ECONOMIC INTEGRATION AND INDUSTRY LOCATION: TRADE, INCREASING RETURNS, AND REGIONAL ECONOMIES

Could trade policy be responsible for regional employment shifts in Canada, Mexico, and the United States? The sheer size of the U.S. economy makes it unlikely that foreign trade could have a substantial impact on industry location. From Table 1 it is evident that the regional reallocation of employment towards the west and southeast has been ongoing for nearly a century, during which the U.S. economy’s exposure to world markets has oscillated.

Factors such as the development of the interstate highway system and the advent of air conditioning likely have more to do with regional population changes in the United States than does trade with the rest of the world.

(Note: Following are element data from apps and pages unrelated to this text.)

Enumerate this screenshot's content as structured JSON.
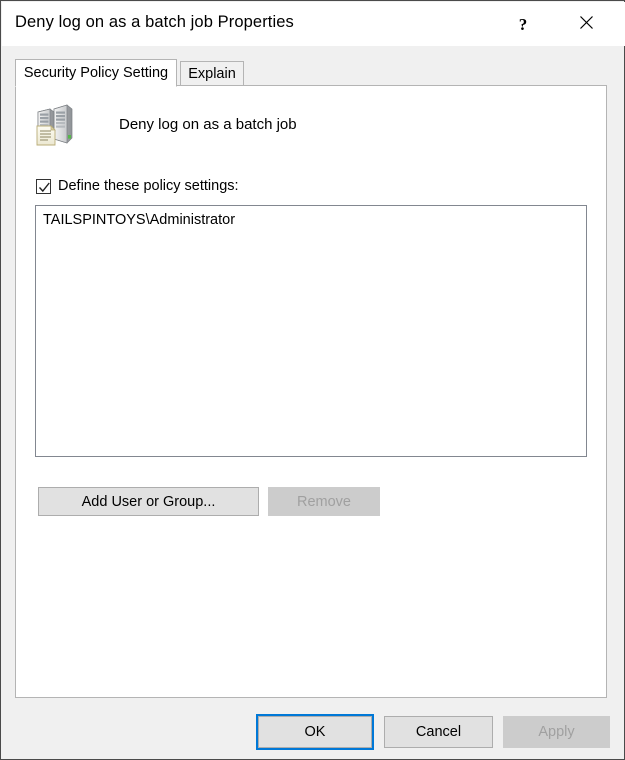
{
  "window": {
    "title": "Deny log on as a batch job Properties",
    "help_label": "?",
    "close_label": "✕"
  },
  "tabs": [
    {
      "label": "Security Policy Setting",
      "active": true
    },
    {
      "label": "Explain",
      "active": false
    }
  ],
  "content": {
    "policy_icon": "server-policy-icon",
    "policy_name": "Deny log on as a batch job",
    "define_checkbox": {
      "label": "Define these policy settings:",
      "checked": true
    },
    "list": {
      "items": [
        "TAILSPINTOYS\\Administrator"
      ]
    },
    "buttons": {
      "add": "Add User or Group...",
      "remove": "Remove",
      "remove_enabled": false
    }
  },
  "footer": {
    "ok": "OK",
    "cancel": "Cancel",
    "apply": "Apply",
    "apply_enabled": false
  },
  "colors": {
    "accent": "#0078d7",
    "dialog_bg": "#f0f0f0",
    "panel_bg": "#ffffff",
    "button_bg": "#e1e1e1",
    "button_border": "#adadad",
    "disabled_text": "#a0a0a0",
    "listbox_border": "#828790"
  }
}
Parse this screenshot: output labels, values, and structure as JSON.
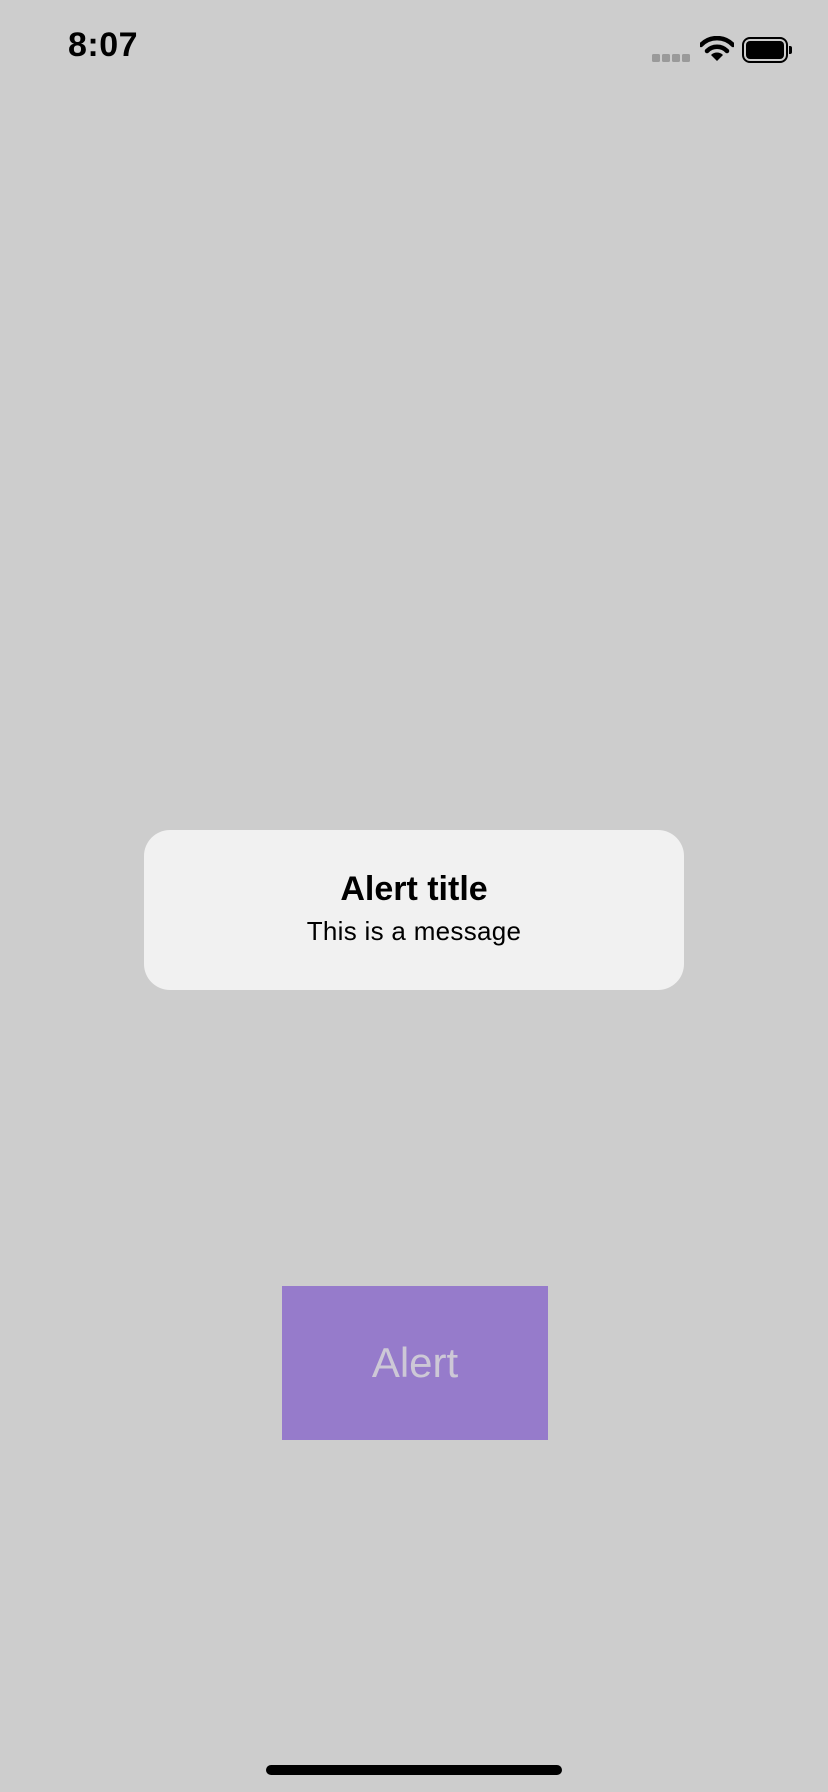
{
  "status_bar": {
    "time": "8:07",
    "icons": [
      "cellular-signal-icon",
      "wifi-icon",
      "battery-icon"
    ]
  },
  "alert": {
    "title": "Alert title",
    "message": "This is a message"
  },
  "main": {
    "button_label": "Alert"
  },
  "colors": {
    "background": "#cdcdcd",
    "alert_background": "#f1f1f1",
    "button_background": "#967bcb",
    "button_text": "#cdc8d6"
  }
}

For Canada and Mexico, however, the relationship between international trade and industry location appears to be much stronger. Canada’s industry centers developed alongside those in the United States, forming an extension of U.S. industry agglomerations. Until recently, for instance, auto production in the two countries was geographically concentrated in the Michigan-Ontario industrial corridor. In Mexico, the demise of the Mexico City manufacturing belt and the rapid expansion of industry in northern Mexico followed the formation of closer economic ties with the rest of the world, and with the United States in particular. At first glance, at least, access to foreign markets seems to have played an important role in these countries’ regional economic development. credit

A correlation between proximity to the United States and regional economic development in Canada and Mexico in no way implies causality. The Canadian-U.S. border is the site of important waterways that link markets in interior Canada to markets in Europe and elsewhere. Similarly, northern Mexico has stocks of natural resources, including timber and iron ore, which supply Mexican industry. How do we know that it is international trade, and not these other factors, that is driving regional economic development in Canada and Mexico? A related question has been at the heart of much recent empirical literature on industry location and regional economic growth: how do we know that industry agglomeration, such as that which occurred in the U.S. manufacturing belt, is due to scale economies and not to exogenous factors, such as supplies of natural resources?